Friday. Sweet Friday. Life got easier, even though I was tired and feeling a little sick. Paced my way through classes. Got ready for Homecoming banquet. Had a splendid time. Called it a night early. Intense conversations followed. Left me feeling troubled and a little hurt, but hopeful all at the same time. Then I giggled on the phone with a friend until 2 a.m. Fell asleep fast.

Saturday. Today. Yes. Slept in. Ate some partially disgusting chicken. Met some friends and a professor at a coffee shop. Chatted with random alumni in town for Homecoming. Started editing the large pile of papers in front me for a group project. Wrote this rather incoherent (but chronological) blog. Read it over. Finished typing this sentence.

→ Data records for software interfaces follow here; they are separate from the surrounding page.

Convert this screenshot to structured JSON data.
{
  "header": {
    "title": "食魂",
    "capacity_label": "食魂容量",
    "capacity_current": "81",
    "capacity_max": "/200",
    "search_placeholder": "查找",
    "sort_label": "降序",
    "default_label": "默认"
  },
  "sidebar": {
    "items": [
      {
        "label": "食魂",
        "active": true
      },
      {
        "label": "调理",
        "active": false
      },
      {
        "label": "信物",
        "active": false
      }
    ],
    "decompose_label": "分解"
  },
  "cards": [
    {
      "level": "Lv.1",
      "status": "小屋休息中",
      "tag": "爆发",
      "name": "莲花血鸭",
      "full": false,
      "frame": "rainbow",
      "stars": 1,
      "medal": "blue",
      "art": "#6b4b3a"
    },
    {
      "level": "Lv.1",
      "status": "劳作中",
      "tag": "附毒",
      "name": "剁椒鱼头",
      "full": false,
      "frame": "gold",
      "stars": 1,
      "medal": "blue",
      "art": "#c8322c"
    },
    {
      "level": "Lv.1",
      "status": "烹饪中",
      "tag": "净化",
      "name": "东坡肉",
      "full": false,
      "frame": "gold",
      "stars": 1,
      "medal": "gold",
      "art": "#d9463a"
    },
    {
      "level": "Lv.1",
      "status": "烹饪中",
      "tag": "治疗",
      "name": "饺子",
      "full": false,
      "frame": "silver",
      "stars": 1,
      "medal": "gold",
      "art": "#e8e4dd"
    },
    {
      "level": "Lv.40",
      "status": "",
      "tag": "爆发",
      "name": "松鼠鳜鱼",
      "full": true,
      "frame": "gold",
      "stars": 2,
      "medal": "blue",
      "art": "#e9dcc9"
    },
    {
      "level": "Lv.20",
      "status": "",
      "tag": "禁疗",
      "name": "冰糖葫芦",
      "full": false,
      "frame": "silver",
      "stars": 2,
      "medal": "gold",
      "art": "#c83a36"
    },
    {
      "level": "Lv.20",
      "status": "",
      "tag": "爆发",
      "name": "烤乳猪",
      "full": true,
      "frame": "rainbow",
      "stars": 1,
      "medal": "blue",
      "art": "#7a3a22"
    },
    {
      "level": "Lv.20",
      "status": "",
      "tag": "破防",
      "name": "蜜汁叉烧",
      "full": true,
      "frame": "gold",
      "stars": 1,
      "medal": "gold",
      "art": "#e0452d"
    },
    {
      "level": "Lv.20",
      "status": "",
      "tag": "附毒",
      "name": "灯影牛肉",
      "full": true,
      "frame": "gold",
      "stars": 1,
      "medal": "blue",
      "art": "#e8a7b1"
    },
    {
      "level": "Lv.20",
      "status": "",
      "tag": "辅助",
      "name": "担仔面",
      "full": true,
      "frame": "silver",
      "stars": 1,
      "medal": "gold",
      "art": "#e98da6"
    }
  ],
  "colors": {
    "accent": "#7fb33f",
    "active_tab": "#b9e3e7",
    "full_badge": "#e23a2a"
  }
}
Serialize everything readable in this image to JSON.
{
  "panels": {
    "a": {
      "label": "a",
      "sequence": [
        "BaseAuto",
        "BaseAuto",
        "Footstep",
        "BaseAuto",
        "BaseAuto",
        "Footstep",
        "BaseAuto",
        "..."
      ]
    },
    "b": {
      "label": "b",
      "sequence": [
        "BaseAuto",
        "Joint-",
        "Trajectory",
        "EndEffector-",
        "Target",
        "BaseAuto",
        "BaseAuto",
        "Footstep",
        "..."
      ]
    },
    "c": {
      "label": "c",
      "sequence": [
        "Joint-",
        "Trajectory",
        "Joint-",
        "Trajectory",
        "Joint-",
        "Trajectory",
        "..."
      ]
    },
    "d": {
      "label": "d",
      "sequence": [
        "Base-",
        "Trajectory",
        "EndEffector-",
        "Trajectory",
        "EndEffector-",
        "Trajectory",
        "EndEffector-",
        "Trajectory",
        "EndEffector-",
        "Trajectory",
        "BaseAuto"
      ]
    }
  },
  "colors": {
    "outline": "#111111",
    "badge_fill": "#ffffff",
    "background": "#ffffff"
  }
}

I feel better now. I think. Back to editing.

Thursday, February 01, 2007

Remembrance [part 2]

Everyone was together, smiling and laughing and carrying on. He sat to the edge of the room, watching quietly. He didn't seem himself that day. She knew why. It was Christmas day, and for the first time…there would be no phone call from Portland, no passing around the phone to wish him a happy holiday, no quirky conversations. The phone was silent that night. She sat next him after a while and listened to him talk about how he believed the dead still communicated with the living. She wanted so badly to believe. She knew it was enough for him to keep on living.

They sat and talked over pancakes of loss and hardship and difficult relationships. She listened as they struggled to make heads or tails of the spiritual significance of it all. Her heart broke as she listened. Tears welled up in her eyes when they mentioned how close they had come to losing her mother, as well. She didn't want to revisit that memory, but she was pulled in before she could resist. Her mother caught her eye from across the table as if to say, I know. It's okay. And the question resounded in her mind, again and again…why this, God? Why now? And she knew…there was still enough grace to keep on living.

They lit a candle for him that day. One year had passed, but not much had changed. She laid awake that night, thinking of them. She wondered if they slept that night. The miles between them may well have been galaxies. She felt helpless to stop the ebbing pain and emptiness that threatened to overtake them. He told her they were just living through it. But she believed there was something more…more than just to keep on living. How could she tell them that?

She couldn't see the world the same.